To Thomas Parker
Philada Feby 7th 1793.
I have received your letter of the 17th of January,1 desiring to know the terms upon which I would dispose of a tract of land which I have in Glocester County: And in reply thereto, I can only inform you, that I received it on the 1st of October 1789 at a valuation of £800 Virga Currency, in part payment of a bond due to me, and that I am willing to dispose of it for the same sum, with interest from the said first day of Oct. 1789.2
If this price should be agreeable to you, and the time of payment made convenient to me, the bargain may soon be closed. It would suit me to receive the money immediately on giving possession of the land; but if that should not comport with the convenience of the purchaser, the matter may possibly be accommodated by allowing a short time for the payment, letting the debt stand upon good security & with interest.
Should you on this view of the matter incline to purchase the abovementioned land, you will be so good as to let me know your determination without delay, and the time in which you would propose to make payment.3 I am, Sir Your most Obedt Sert.
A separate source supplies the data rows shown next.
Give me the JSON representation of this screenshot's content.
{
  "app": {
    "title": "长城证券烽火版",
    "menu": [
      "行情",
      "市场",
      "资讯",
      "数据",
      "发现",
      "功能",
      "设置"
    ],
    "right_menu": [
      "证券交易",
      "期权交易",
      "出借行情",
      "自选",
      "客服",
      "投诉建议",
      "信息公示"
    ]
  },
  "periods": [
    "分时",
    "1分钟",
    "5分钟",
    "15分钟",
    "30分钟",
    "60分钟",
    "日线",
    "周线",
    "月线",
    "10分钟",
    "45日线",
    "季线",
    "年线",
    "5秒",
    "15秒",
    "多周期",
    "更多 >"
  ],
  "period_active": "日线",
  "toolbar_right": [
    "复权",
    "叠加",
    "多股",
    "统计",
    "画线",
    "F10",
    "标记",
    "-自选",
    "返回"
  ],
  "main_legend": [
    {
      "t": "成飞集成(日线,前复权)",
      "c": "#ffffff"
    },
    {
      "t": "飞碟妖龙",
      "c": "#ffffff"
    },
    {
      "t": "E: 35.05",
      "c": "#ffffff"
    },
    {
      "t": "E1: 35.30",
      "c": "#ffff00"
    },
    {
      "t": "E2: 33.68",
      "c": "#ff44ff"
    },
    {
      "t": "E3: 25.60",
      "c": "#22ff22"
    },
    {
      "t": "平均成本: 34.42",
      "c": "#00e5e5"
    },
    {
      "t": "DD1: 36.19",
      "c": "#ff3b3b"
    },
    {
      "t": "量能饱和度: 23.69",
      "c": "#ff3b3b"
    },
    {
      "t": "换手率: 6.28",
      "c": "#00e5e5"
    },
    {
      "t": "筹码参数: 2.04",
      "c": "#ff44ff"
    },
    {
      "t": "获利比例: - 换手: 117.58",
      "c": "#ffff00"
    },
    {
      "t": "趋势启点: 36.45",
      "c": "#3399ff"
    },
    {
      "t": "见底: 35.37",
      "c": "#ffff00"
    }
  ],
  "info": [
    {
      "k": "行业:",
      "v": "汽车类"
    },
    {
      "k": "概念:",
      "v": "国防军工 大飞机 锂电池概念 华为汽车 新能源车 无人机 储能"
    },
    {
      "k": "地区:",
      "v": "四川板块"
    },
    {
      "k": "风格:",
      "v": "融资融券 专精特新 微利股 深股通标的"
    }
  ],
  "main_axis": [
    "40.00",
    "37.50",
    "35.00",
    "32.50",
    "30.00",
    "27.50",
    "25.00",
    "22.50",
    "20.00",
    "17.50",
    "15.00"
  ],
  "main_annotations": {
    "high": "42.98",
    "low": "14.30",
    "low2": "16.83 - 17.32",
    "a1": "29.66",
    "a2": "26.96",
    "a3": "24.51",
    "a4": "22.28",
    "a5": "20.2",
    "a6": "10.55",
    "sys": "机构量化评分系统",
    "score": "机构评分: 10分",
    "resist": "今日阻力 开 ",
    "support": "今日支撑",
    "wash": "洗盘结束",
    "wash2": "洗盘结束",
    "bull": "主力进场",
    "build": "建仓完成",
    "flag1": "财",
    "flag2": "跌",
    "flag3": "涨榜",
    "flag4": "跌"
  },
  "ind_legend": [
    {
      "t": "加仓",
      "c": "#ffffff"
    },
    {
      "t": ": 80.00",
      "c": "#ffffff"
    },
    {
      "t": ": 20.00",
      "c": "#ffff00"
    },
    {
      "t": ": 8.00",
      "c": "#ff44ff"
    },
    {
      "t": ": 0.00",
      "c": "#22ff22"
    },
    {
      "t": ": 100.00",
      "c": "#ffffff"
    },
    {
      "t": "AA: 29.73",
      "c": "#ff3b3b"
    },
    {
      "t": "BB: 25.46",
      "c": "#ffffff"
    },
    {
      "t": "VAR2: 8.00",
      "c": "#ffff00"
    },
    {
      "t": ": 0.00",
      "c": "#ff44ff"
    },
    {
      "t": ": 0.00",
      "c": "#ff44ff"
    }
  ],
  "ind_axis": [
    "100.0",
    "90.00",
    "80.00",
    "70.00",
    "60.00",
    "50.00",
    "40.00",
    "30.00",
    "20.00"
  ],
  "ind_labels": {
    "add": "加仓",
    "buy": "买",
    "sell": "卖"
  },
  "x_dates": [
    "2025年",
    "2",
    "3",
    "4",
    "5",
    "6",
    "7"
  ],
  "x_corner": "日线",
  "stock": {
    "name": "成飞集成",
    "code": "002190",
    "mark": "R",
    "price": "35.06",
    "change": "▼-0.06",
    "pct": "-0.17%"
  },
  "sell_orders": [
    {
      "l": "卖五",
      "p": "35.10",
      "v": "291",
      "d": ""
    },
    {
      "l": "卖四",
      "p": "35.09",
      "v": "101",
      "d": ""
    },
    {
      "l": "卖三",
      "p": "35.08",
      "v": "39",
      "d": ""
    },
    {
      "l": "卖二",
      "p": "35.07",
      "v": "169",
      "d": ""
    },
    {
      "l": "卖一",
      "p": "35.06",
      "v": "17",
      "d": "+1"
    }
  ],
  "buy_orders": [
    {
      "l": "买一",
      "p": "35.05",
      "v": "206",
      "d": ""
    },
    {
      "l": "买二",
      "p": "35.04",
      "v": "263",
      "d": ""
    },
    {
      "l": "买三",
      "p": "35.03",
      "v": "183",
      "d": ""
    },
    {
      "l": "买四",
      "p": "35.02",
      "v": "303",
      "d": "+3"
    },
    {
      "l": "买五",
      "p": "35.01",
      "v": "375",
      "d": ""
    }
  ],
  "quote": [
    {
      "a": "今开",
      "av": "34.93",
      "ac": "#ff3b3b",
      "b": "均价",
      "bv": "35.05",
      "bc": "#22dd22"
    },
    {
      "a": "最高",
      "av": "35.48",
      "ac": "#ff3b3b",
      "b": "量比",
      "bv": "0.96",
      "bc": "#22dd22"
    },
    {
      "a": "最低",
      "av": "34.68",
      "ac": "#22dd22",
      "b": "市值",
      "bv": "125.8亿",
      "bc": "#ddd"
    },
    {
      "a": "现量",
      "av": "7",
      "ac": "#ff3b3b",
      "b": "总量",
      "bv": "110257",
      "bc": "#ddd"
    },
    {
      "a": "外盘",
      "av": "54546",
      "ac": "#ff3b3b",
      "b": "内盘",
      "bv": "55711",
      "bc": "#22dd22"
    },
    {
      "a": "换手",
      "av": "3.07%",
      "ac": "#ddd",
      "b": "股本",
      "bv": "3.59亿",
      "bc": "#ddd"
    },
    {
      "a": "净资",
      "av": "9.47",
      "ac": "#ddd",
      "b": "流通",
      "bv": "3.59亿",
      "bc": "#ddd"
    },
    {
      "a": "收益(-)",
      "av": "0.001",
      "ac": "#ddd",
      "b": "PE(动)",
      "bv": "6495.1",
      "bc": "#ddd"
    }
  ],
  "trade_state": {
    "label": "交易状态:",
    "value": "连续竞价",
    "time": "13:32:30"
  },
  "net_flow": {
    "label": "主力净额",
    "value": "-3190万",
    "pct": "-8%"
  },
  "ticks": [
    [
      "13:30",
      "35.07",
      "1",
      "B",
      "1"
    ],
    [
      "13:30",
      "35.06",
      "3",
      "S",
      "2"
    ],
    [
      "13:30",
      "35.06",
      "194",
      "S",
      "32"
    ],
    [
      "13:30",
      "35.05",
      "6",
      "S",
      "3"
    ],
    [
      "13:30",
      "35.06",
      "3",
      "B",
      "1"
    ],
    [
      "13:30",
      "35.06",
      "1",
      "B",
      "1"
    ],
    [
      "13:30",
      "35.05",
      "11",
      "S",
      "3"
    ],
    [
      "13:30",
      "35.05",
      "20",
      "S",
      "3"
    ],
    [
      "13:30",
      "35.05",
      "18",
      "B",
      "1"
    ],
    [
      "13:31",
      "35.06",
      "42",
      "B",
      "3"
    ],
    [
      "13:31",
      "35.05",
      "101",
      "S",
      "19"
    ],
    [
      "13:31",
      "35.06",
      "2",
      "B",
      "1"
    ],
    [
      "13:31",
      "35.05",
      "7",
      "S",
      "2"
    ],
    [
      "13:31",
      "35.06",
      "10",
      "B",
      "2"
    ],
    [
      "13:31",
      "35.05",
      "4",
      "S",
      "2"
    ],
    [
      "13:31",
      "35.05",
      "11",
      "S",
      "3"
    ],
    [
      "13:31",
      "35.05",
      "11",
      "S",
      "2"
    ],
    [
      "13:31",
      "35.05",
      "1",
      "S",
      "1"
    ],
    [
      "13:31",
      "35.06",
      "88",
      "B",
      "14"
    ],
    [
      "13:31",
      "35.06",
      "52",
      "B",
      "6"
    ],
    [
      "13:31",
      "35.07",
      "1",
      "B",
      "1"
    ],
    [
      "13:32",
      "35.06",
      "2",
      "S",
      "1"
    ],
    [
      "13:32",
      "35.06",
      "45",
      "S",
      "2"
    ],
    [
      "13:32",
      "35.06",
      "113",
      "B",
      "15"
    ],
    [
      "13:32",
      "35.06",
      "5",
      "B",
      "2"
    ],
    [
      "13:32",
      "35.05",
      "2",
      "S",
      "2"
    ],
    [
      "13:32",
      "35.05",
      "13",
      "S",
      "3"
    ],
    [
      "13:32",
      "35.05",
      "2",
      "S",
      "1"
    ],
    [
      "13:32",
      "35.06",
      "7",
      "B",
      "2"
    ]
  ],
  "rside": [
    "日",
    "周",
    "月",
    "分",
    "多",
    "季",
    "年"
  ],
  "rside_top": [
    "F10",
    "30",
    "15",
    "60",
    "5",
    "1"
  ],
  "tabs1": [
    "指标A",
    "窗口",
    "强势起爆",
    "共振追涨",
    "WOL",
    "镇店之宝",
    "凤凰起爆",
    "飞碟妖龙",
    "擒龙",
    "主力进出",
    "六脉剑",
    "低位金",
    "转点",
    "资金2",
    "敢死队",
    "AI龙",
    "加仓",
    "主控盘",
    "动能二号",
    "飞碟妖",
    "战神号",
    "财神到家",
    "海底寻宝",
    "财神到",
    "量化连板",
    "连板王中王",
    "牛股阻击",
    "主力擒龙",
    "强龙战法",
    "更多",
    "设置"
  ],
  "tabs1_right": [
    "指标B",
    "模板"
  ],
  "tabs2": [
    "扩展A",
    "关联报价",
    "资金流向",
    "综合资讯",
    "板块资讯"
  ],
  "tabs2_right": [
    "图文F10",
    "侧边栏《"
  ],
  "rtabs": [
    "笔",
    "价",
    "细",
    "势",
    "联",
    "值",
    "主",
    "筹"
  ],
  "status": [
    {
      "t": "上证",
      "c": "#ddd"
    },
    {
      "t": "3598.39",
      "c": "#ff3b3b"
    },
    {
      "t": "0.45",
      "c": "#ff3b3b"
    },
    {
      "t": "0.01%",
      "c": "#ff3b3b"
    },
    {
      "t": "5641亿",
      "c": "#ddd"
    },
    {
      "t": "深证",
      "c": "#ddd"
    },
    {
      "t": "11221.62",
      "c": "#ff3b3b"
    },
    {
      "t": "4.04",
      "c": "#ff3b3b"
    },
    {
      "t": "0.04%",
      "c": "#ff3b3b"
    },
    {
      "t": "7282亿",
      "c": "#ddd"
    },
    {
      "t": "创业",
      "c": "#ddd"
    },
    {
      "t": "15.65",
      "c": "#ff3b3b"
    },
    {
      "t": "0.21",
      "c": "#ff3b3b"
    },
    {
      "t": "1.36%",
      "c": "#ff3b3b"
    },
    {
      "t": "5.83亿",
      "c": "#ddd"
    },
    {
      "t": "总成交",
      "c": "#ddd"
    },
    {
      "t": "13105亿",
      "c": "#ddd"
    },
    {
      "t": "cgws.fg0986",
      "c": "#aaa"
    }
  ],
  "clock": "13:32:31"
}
Df, in Tobias Lear’s writing, ViMtvL; LB, DLC:GW.
1. The letter from Thomas Parker of 17 Jan. has not been found. Thomas Parker (c.1761–1820), a veteran of the Revolutionary War, lived in Frederick County, Va., at Retreat, his estate on the Shenandoah River. In January 1799, during the Quasi-War with France, he became lieutenant colonel of the 8th U.S. Infantry Regiment in command of the forces at Harpers Ferry. He was honorably discharged in June 1800, but he returned to active duty in the War of 1812.
3. Parker replied to GW on 31 March: “I had the Honor to receive your letter of the 7th of Feby Containing proposals for the Sale of your land in Glocester. I have waited some time to hear from a Gentleman that I had entrusted to View the land & give me a more particular description of it than I had yet received: but having not yet received any communication from him I cannot give a definitive Answer; tho I rather expect that the Back interest which you demand will be an impediment to the Bargain; as I am informed that lands in the County have by no means risin in their Value for Several years past. If you shoud agree upon a price for the lands the payments I shall offer will be seven hundred pounds in hand & the Ballance in one or Two annual payments secured either By a mortgage on the land or on 18 or 20. negroes” (DLC:GW). GW did not find a buyer for this tract until April 1797 when George Ball, a lawyer from Spotsylvania County, Va., bought it for £800, but as of 9 July 1799, when GW signed his Last Will and Testament, Ball still owed money on the purchase (GW to Ball, 6 Mar. 1797, note 1, and the schedule of property enclosed in GW’s Last Will and Testament, 9 July 1799).